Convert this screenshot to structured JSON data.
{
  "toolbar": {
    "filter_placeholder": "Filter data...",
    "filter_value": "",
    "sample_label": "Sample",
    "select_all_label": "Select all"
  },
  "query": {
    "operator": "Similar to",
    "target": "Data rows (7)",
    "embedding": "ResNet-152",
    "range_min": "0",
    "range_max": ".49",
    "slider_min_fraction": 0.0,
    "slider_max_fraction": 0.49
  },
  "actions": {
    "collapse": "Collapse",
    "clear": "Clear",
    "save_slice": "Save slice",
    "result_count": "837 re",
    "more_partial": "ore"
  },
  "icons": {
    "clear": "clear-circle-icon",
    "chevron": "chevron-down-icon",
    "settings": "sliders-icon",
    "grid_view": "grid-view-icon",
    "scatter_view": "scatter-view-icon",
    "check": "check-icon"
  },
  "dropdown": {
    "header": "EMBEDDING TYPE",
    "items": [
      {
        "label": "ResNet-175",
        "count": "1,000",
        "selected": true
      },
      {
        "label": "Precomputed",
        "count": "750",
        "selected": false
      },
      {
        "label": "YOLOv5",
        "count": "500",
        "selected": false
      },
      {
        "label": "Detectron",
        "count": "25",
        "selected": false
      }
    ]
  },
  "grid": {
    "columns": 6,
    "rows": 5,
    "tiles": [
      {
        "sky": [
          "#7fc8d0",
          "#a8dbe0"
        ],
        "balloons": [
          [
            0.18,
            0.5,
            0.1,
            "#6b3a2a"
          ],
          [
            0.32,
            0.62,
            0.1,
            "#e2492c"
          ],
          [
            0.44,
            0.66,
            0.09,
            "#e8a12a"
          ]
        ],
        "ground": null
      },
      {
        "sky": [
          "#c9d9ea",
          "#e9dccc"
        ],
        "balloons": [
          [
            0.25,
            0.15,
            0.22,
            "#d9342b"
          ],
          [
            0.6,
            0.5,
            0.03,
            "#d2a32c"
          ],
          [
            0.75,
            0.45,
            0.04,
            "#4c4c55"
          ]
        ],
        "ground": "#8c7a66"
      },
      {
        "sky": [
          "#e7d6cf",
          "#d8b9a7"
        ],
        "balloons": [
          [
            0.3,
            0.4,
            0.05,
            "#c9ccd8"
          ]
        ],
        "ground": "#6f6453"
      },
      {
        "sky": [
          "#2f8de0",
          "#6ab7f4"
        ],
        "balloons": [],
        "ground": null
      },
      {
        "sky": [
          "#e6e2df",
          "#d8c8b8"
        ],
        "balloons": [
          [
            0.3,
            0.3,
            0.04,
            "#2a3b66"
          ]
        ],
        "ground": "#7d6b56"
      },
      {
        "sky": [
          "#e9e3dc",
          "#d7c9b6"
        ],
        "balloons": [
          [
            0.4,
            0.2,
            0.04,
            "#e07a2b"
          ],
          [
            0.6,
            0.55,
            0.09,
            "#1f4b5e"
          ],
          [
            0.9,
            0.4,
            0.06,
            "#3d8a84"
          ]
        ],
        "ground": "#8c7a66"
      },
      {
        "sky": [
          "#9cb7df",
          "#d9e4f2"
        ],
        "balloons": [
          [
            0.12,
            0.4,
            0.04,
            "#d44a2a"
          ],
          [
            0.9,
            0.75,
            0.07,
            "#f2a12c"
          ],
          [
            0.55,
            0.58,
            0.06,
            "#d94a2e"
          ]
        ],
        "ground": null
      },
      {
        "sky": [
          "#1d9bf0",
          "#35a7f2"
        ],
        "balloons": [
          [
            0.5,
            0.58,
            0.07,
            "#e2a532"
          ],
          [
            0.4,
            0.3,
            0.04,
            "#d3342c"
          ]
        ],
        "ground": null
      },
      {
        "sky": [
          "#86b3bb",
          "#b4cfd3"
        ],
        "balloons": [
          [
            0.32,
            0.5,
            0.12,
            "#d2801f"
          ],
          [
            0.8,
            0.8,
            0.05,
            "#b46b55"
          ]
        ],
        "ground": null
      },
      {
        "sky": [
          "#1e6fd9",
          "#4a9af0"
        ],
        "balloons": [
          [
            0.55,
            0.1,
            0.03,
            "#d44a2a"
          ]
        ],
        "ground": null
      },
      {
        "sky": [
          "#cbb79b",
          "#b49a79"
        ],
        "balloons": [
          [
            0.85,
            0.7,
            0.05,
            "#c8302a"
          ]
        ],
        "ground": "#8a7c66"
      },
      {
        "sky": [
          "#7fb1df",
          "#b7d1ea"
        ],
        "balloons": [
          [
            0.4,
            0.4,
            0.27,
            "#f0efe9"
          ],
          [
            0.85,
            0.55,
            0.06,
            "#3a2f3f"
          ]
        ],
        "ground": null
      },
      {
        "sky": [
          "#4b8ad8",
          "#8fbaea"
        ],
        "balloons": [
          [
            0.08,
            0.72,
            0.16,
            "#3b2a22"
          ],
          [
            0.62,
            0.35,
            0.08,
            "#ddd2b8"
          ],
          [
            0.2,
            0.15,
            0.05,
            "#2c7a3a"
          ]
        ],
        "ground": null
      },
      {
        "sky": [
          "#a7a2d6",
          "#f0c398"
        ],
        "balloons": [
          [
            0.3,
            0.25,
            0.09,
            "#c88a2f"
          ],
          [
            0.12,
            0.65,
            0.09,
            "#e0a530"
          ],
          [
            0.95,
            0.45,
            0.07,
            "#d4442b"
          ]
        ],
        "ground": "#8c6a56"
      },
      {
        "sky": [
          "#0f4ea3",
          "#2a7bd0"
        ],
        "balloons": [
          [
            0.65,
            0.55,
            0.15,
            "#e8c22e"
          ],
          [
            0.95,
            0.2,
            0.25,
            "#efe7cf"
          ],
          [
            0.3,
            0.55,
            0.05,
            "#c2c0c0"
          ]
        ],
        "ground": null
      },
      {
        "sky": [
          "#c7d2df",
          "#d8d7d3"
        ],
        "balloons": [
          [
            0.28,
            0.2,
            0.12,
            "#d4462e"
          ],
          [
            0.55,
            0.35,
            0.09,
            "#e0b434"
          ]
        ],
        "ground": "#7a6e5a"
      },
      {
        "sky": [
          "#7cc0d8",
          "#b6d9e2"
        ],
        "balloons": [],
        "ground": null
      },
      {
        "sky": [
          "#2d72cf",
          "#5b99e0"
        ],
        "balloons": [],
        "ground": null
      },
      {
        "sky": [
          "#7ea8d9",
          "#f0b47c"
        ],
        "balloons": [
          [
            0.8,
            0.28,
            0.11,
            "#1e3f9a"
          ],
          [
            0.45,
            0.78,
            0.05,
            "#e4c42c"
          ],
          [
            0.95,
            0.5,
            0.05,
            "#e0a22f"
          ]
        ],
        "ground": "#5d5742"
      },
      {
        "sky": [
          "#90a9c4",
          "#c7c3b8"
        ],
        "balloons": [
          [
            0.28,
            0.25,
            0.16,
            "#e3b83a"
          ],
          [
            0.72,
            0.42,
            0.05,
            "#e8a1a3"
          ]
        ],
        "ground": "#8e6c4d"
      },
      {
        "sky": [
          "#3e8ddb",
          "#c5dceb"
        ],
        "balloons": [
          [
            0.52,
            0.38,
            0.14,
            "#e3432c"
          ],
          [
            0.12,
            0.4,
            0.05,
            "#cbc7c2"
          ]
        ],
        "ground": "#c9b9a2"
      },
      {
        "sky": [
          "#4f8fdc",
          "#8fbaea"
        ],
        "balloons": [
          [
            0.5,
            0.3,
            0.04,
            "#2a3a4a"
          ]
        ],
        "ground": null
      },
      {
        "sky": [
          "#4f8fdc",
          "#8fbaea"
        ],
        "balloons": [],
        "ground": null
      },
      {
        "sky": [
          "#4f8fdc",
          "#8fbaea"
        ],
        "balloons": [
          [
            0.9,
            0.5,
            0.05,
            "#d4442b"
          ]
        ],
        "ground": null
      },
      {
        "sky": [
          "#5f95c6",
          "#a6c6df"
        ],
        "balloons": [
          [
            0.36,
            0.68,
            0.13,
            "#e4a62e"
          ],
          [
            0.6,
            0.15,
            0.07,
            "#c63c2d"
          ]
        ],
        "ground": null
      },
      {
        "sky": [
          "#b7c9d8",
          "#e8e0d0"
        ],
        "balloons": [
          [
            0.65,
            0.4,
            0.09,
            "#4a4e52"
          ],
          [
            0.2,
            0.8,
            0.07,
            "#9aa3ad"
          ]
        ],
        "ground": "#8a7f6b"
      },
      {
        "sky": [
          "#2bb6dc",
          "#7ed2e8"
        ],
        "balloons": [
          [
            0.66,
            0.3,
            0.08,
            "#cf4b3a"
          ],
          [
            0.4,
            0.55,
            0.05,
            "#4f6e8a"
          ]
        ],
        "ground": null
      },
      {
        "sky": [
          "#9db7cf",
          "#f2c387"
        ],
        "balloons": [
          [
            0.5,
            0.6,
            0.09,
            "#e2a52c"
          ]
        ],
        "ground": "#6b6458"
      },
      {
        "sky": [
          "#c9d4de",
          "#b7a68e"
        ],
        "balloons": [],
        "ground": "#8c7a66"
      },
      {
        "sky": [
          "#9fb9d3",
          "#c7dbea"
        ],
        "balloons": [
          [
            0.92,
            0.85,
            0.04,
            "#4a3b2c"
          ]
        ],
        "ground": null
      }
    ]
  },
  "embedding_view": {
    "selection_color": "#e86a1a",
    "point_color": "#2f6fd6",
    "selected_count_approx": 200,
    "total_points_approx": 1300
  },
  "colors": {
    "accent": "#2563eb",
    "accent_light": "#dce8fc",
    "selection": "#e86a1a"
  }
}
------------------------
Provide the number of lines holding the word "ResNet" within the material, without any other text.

# [Written answer]
2